About this exercise →
Search the records for the string "title", and show each line where it appears.

Recorded data Start Marker

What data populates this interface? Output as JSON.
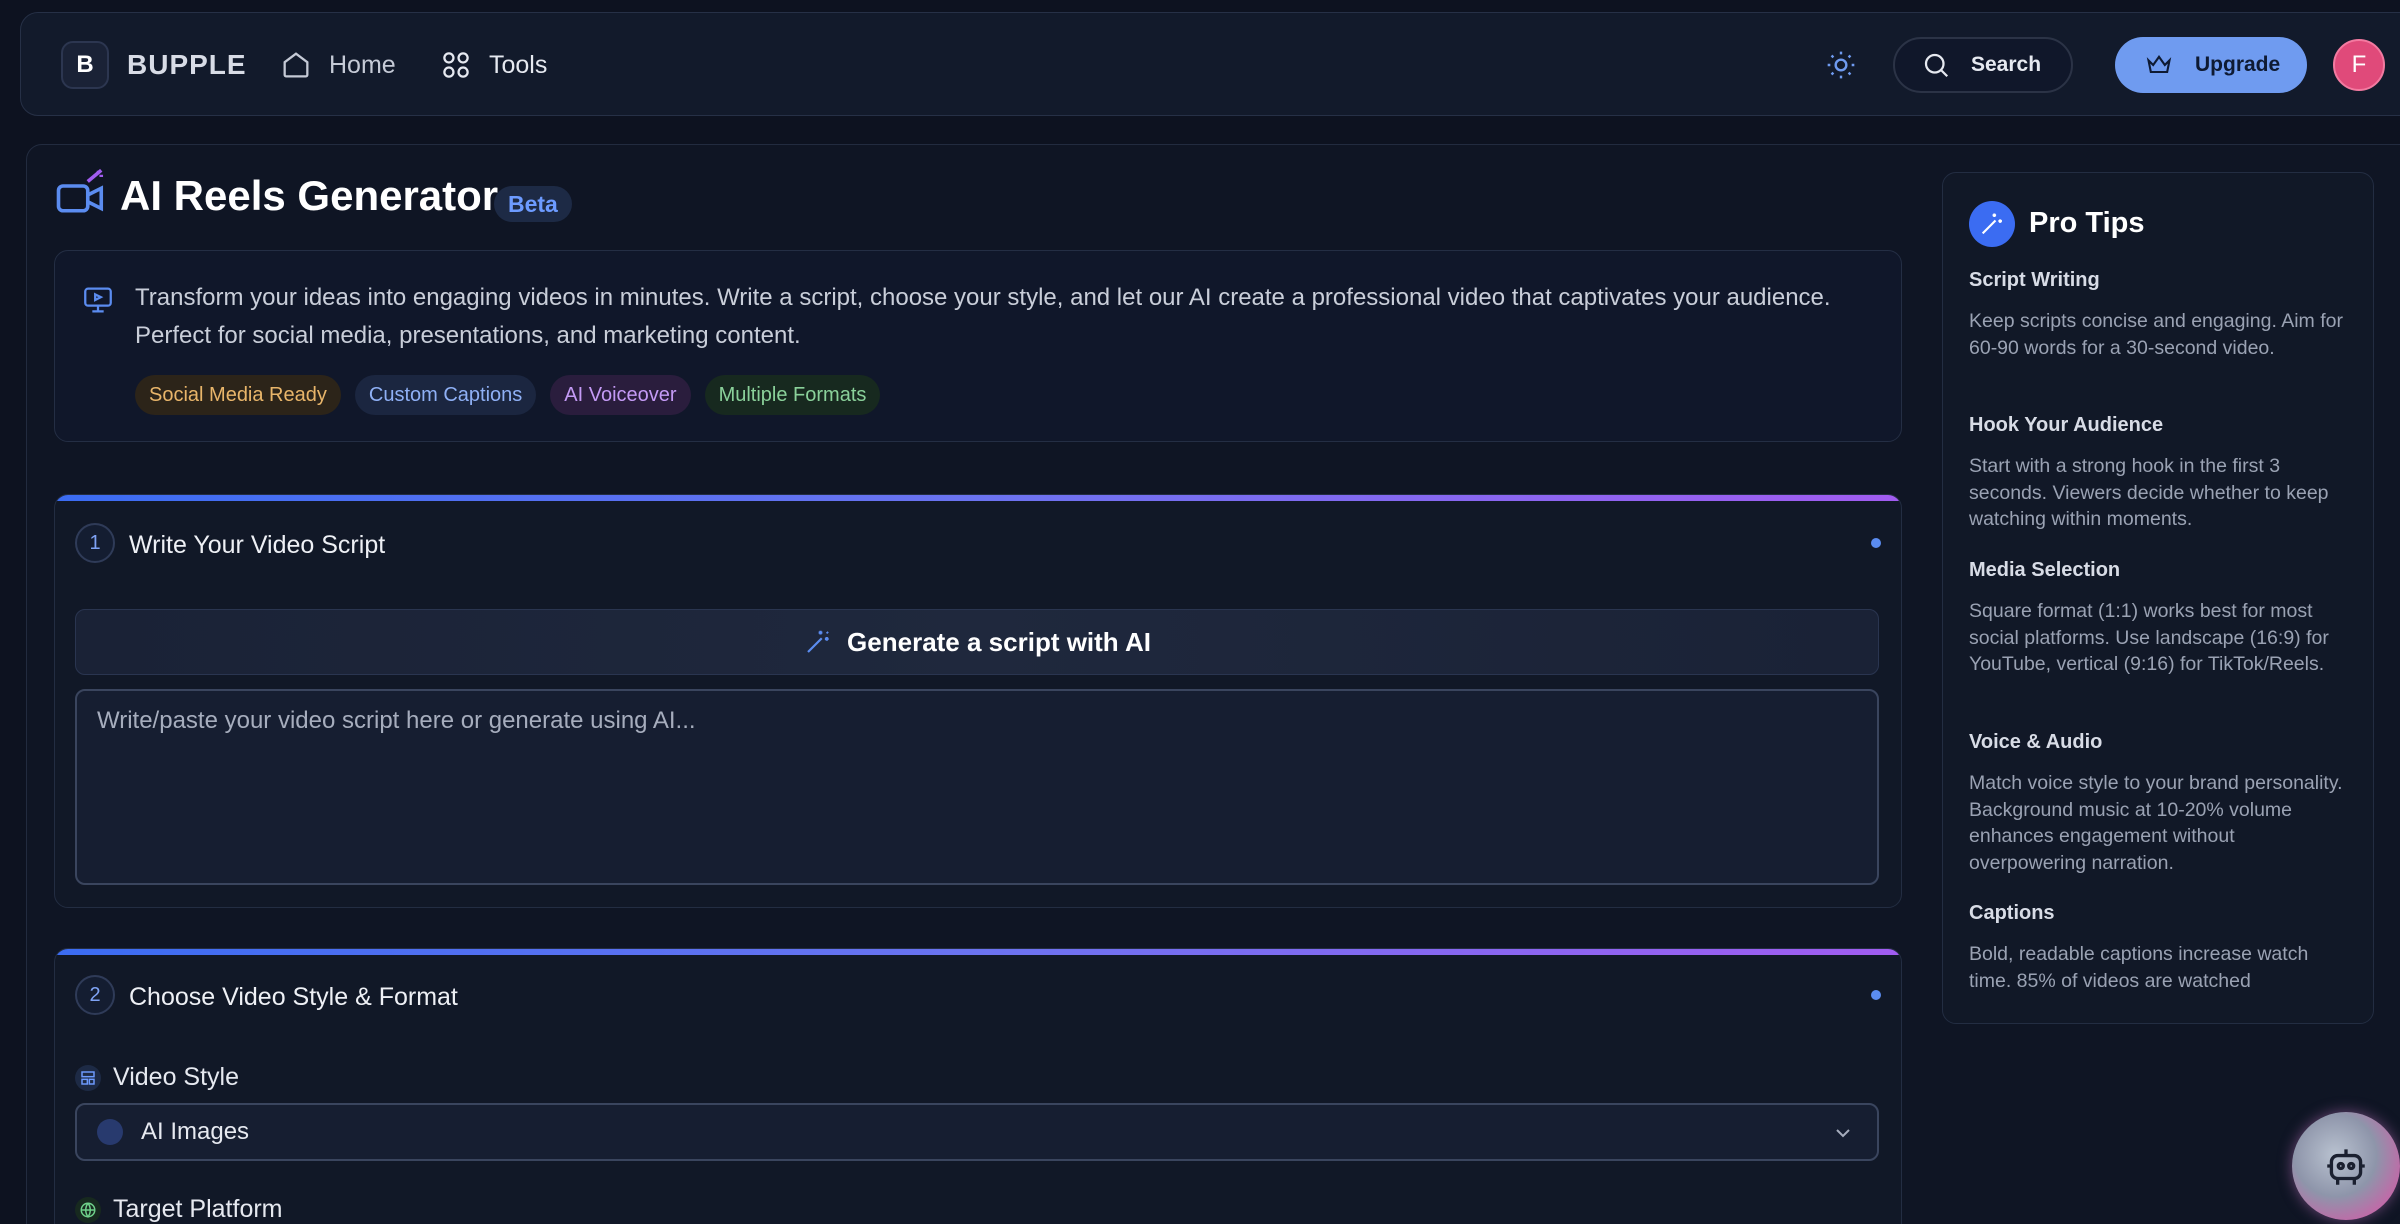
{
  "app": {
    "logo_letter": "B",
    "name": "BUPPLE"
  },
  "nav": {
    "home": "Home",
    "tools": "Tools"
  },
  "header": {
    "search": "Search",
    "upgrade": "Upgrade",
    "avatar_initial": "F"
  },
  "page": {
    "title": "AI Reels Generator",
    "badge": "Beta",
    "intro": "Transform your ideas into engaging videos in minutes. Write a script, choose your style, and let our AI create a professional video that captivates your audience. Perfect for social media, presentations, and marketing content.",
    "chips": [
      {
        "label": "Social Media Ready",
        "color": "#e8b56a",
        "bg": "#2c2419"
      },
      {
        "label": "Custom Captions",
        "color": "#8fb0f5",
        "bg": "#1b2640"
      },
      {
        "label": "AI Voiceover",
        "color": "#c49af5",
        "bg": "#2a1d3d"
      },
      {
        "label": "Multiple Formats",
        "color": "#8ad19a",
        "bg": "#17291f"
      }
    ]
  },
  "step1": {
    "number": "1",
    "title": "Write Your Video Script",
    "generate_label": "Generate a script with AI",
    "script_placeholder": "Write/paste your video script here or generate using AI..."
  },
  "step2": {
    "number": "2",
    "title": "Choose Video Style & Format",
    "style_label": "Video Style",
    "style_value": "AI Images",
    "platform_label": "Target Platform"
  },
  "tips": {
    "title": "Pro Tips",
    "items": [
      {
        "heading": "Script Writing",
        "body": "Keep scripts concise and engaging. Aim for 60-90 words for a 30-second video."
      },
      {
        "heading": "Hook Your Audience",
        "body": "Start with a strong hook in the first 3 seconds. Viewers decide whether to keep watching within moments."
      },
      {
        "heading": "Media Selection",
        "body": "Square format (1:1) works best for most social platforms. Use landscape (16:9) for YouTube, vertical (9:16) for TikTok/Reels."
      },
      {
        "heading": "Voice & Audio",
        "body": "Match voice style to your brand personality. Background music at 10-20% volume enhances engagement without overpowering narration."
      },
      {
        "heading": "Captions",
        "body": "Bold, readable captions increase watch time. 85% of videos are watched"
      }
    ]
  },
  "colors": {
    "accent": "#5b8cf0",
    "upgrade": "#6f9bf0",
    "avatar": "#e04a7a"
  }
}
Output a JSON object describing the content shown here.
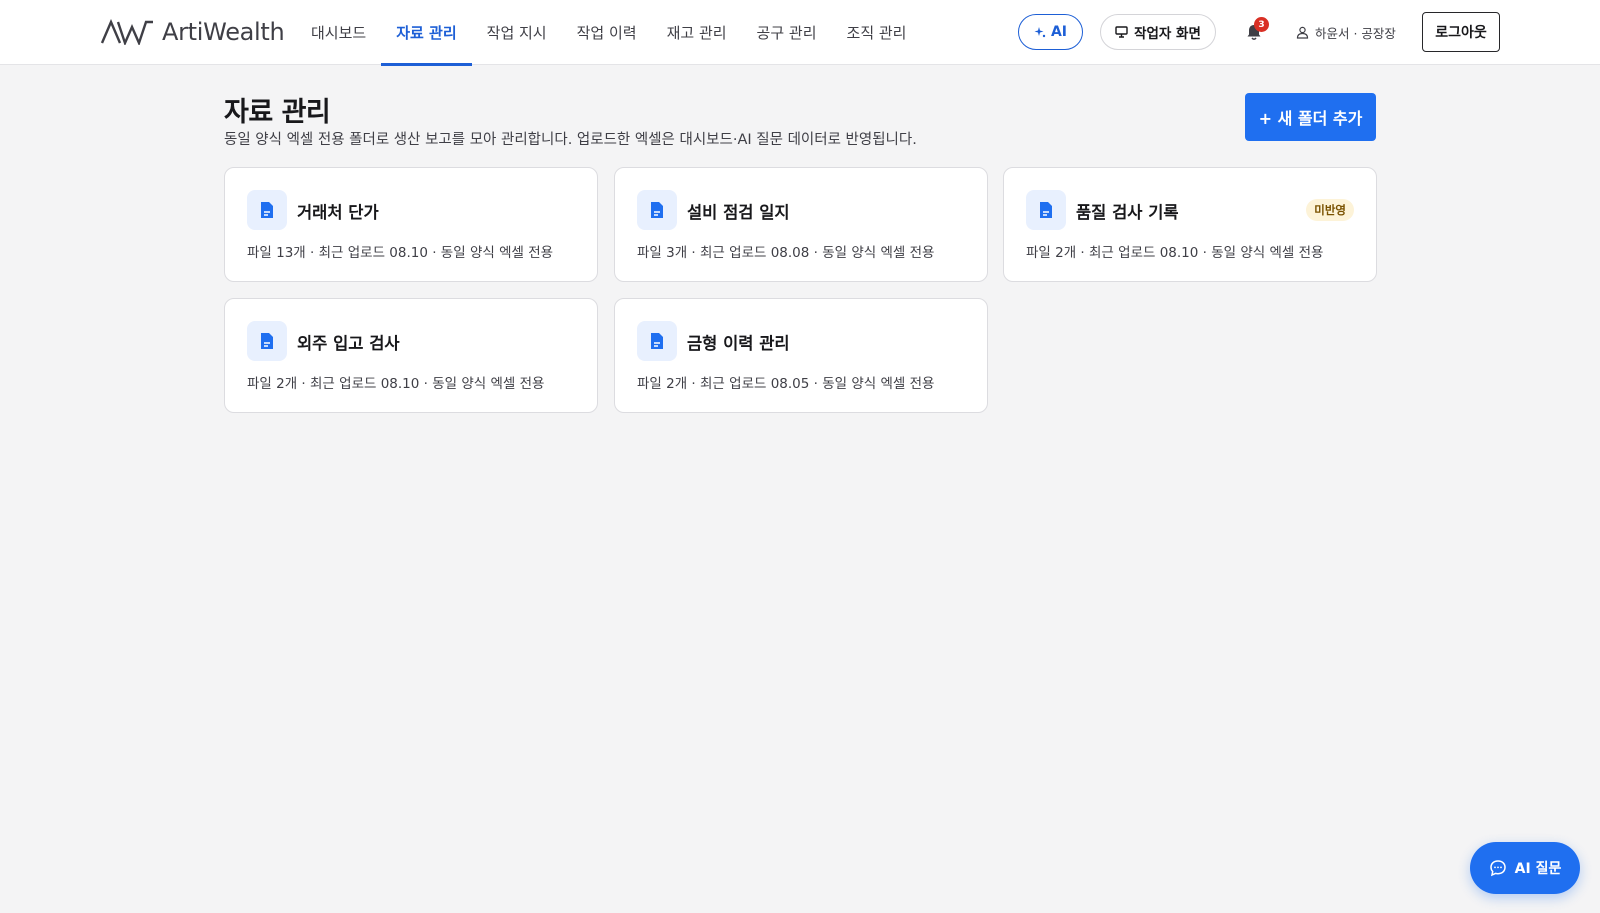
{
  "header": {
    "logo_text": "ArtiWealth",
    "nav": [
      {
        "label": "대시보드",
        "active": false
      },
      {
        "label": "자료 관리",
        "active": true
      },
      {
        "label": "작업 지시",
        "active": false
      },
      {
        "label": "작업 이력",
        "active": false
      },
      {
        "label": "재고 관리",
        "active": false
      },
      {
        "label": "공구 관리",
        "active": false
      },
      {
        "label": "조직 관리",
        "active": false
      }
    ],
    "ai_button": {
      "label": "AI",
      "icon": "sparkle-icon"
    },
    "worker_button": {
      "label": "작업자 화면",
      "icon": "monitor-icon"
    },
    "notifications": {
      "icon": "bell-icon",
      "count": "3"
    },
    "user": {
      "label": "하윤서 · 공장장",
      "icon": "user-icon"
    },
    "logout_label": "로그아웃"
  },
  "page": {
    "title": "자료 관리",
    "description": "동일 양식 엑셀 전용 폴더로 생산 보고를 모아 관리합니다. 업로드한 엑셀은 대시보드·AI 질문 데이터로 반영됩니다.",
    "add_folder_label": "+ 새 폴더 추가"
  },
  "folders": [
    {
      "title": "거래처 단가",
      "meta": "파일 13개 · 최근 업로드 08.10 · 동일 양식 엑셀 전용",
      "badge": ""
    },
    {
      "title": "설비 점검 일지",
      "meta": "파일 3개 · 최근 업로드 08.08 · 동일 양식 엑셀 전용",
      "badge": ""
    },
    {
      "title": "품질 검사 기록",
      "meta": "파일 2개 · 최근 업로드 08.10 · 동일 양식 엑셀 전용",
      "badge": "미반영"
    },
    {
      "title": "외주 입고 검사",
      "meta": "파일 2개 · 최근 업로드 08.10 · 동일 양식 엑셀 전용",
      "badge": ""
    },
    {
      "title": "금형 이력 관리",
      "meta": "파일 2개 · 최근 업로드 08.05 · 동일 양식 엑셀 전용",
      "badge": ""
    }
  ],
  "fab": {
    "label": "AI 질문",
    "icon": "chat-icon"
  },
  "colors": {
    "accent": "#1f6ff0",
    "nav_active": "#1d5fd6",
    "badge_bg": "#fdf3d8",
    "notification": "#d93025"
  }
}
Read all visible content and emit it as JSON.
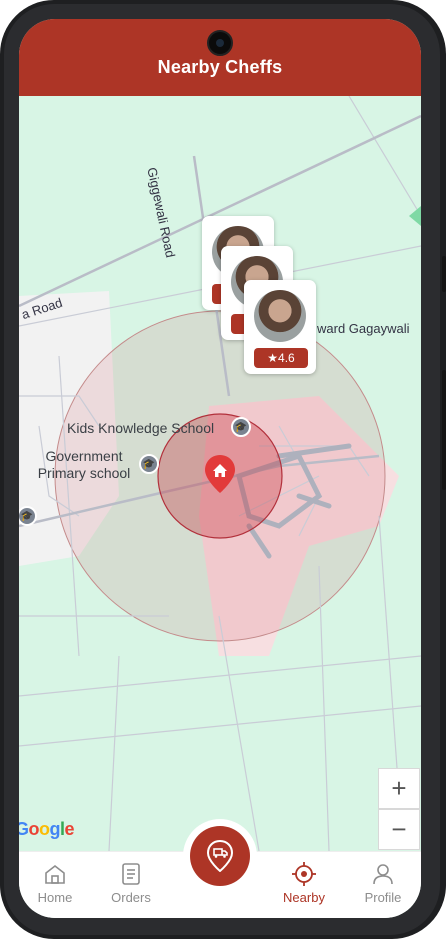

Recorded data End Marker

Output for this task →
    "title": "AI Reels Generator",
    "title": "Write Your Video Script",
    "title": "Choose Video Style & Format",
    "title": "Pro Tips",
    "title": "자료 관리",
      "title": "거래처 단가",
      "title": "설비 점검 일지",
      "title": "품질 검사 기록",
      "title": "외주 입고 검사",
      "title": "금형 이력 관리",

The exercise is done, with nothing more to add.